| Required action |
The answer must restate the records below word for word.

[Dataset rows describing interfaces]
= = = = = = =

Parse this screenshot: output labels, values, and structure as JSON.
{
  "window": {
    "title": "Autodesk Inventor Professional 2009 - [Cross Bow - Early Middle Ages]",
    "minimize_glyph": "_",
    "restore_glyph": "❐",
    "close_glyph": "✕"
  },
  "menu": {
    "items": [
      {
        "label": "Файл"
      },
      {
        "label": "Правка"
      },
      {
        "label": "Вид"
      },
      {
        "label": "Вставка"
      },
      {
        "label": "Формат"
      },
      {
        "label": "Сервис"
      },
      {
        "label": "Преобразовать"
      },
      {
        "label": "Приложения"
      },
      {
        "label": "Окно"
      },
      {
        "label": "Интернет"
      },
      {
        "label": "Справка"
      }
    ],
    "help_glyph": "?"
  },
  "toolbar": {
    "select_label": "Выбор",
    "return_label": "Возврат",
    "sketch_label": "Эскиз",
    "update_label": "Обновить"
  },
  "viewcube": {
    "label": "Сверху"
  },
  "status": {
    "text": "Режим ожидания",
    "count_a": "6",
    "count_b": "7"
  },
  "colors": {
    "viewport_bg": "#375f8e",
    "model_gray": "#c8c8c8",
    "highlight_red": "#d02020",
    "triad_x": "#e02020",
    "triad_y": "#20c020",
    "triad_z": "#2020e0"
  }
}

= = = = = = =

| Response |
Parse this screenshot: output labels, values, and structure as JSON.
{
  "window": {
    "title": "Autodesk Inventor Professional 2009 - [Cross Bow - Early Middle Ages]",
    "minimize_glyph": "_",
    "restore_glyph": "❐",
    "close_glyph": "✕"
  },
  "menu": {
    "items": [
      {
        "label": "Файл"
      },
      {
        "label": "Правка"
      },
      {
        "label": "Вид"
      },
      {
        "label": "Вставка"
      },
      {
        "label": "Формат"
      },
      {
        "label": "Сервис"
      },
      {
        "label": "Преобразовать"
      },
      {
        "label": "Приложения"
      },
      {
        "label": "Окно"
      },
      {
        "label": "Интернет"
      },
      {
        "label": "Справка"
      }
    ],
    "help_glyph": "?"
  },
  "toolbar": {
    "select_label": "Выбор",
    "return_label": "Возврат",
    "sketch_label": "Эскиз",
    "update_label": "Обновить"
  },
  "viewcube": {
    "label": "Сверху"
  },
  "status": {
    "text": "Режим ожидания",
    "count_a": "6",
    "count_b": "7"
  },
  "colors": {
    "viewport_bg": "#375f8e",
    "model_gray": "#c8c8c8",
    "highlight_red": "#d02020",
    "triad_x": "#e02020",
    "triad_y": "#20c020",
    "triad_z": "#2020e0"
  }
}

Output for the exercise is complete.